Task requirements:
Please write the listing below out again exactly, leaving every picture behind.

Data extracts:
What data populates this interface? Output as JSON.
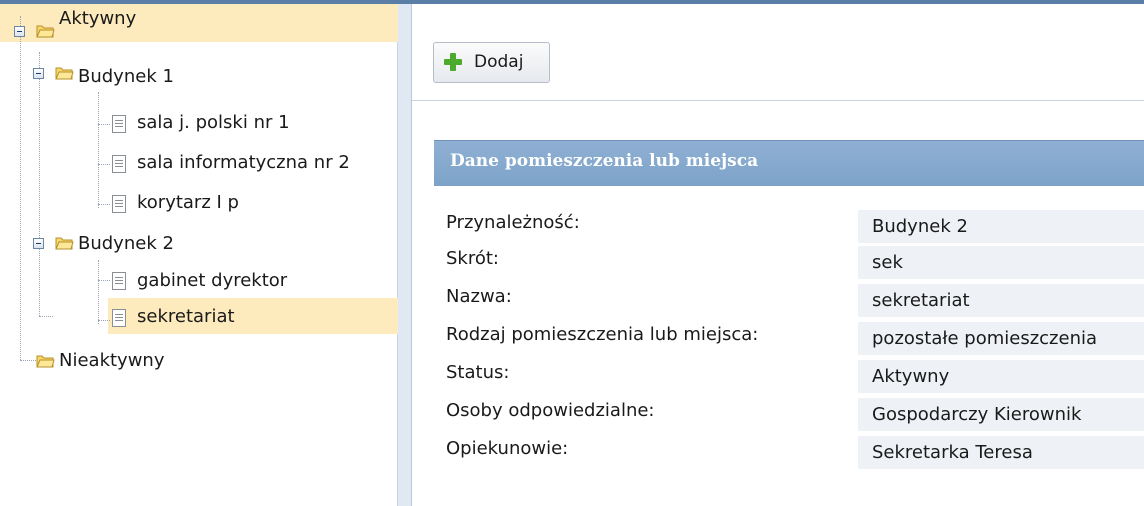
{
  "tree": {
    "root_active": "Aktywny",
    "building1": {
      "label": "Budynek 1",
      "items": [
        "sala j. polski nr 1",
        "sala informatyczna nr 2",
        "korytarz I p"
      ]
    },
    "building2": {
      "label": "Budynek 2",
      "items": [
        "gabinet dyrektor",
        "sekretariat"
      ]
    },
    "root_inactive": "Nieaktywny",
    "selected": "sekretariat"
  },
  "toolbar": {
    "add_label": "Dodaj"
  },
  "details": {
    "title": "Dane pomieszczenia lub miejsca",
    "fields": [
      {
        "label": "Przynależność:",
        "value": "Budynek 2"
      },
      {
        "label": "Skrót:",
        "value": "sek"
      },
      {
        "label": "Nazwa:",
        "value": "sekretariat"
      },
      {
        "label": "Rodzaj pomieszczenia lub miejsca:",
        "value": "pozostałe pomieszczenia"
      },
      {
        "label": "Status:",
        "value": "Aktywny"
      },
      {
        "label": "Osoby odpowiedzialne:",
        "value": "Gospodarczy Kierownik"
      },
      {
        "label": "Opiekunowie:",
        "value": "Sekretarka Teresa"
      }
    ]
  },
  "colors": {
    "header": "#7da2c9",
    "selection": "#fdeabd",
    "value_bg": "#eef2f6",
    "add_icon": "#4caa2e"
  },
  "icons": [
    "collapse-icon",
    "folder-icon",
    "document-icon",
    "plus-icon"
  ]
}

Solution to the problem:
What data populates this interface? Output as JSON.
{
  "tree": {
    "root_active": "Aktywny",
    "building1": {
      "label": "Budynek 1",
      "items": [
        "sala j. polski nr 1",
        "sala informatyczna nr 2",
        "korytarz I p"
      ]
    },
    "building2": {
      "label": "Budynek 2",
      "items": [
        "gabinet dyrektor",
        "sekretariat"
      ]
    },
    "root_inactive": "Nieaktywny",
    "selected": "sekretariat"
  },
  "toolbar": {
    "add_label": "Dodaj"
  },
  "details": {
    "title": "Dane pomieszczenia lub miejsca",
    "fields": [
      {
        "label": "Przynależność:",
        "value": "Budynek 2"
      },
      {
        "label": "Skrót:",
        "value": "sek"
      },
      {
        "label": "Nazwa:",
        "value": "sekretariat"
      },
      {
        "label": "Rodzaj pomieszczenia lub miejsca:",
        "value": "pozostałe pomieszczenia"
      },
      {
        "label": "Status:",
        "value": "Aktywny"
      },
      {
        "label": "Osoby odpowiedzialne:",
        "value": "Gospodarczy Kierownik"
      },
      {
        "label": "Opiekunowie:",
        "value": "Sekretarka Teresa"
      }
    ]
  },
  "colors": {
    "header": "#7da2c9",
    "selection": "#fdeabd",
    "value_bg": "#eef2f6",
    "add_icon": "#4caa2e"
  },
  "icons": [
    "collapse-icon",
    "folder-icon",
    "document-icon",
    "plus-icon"
  ]
}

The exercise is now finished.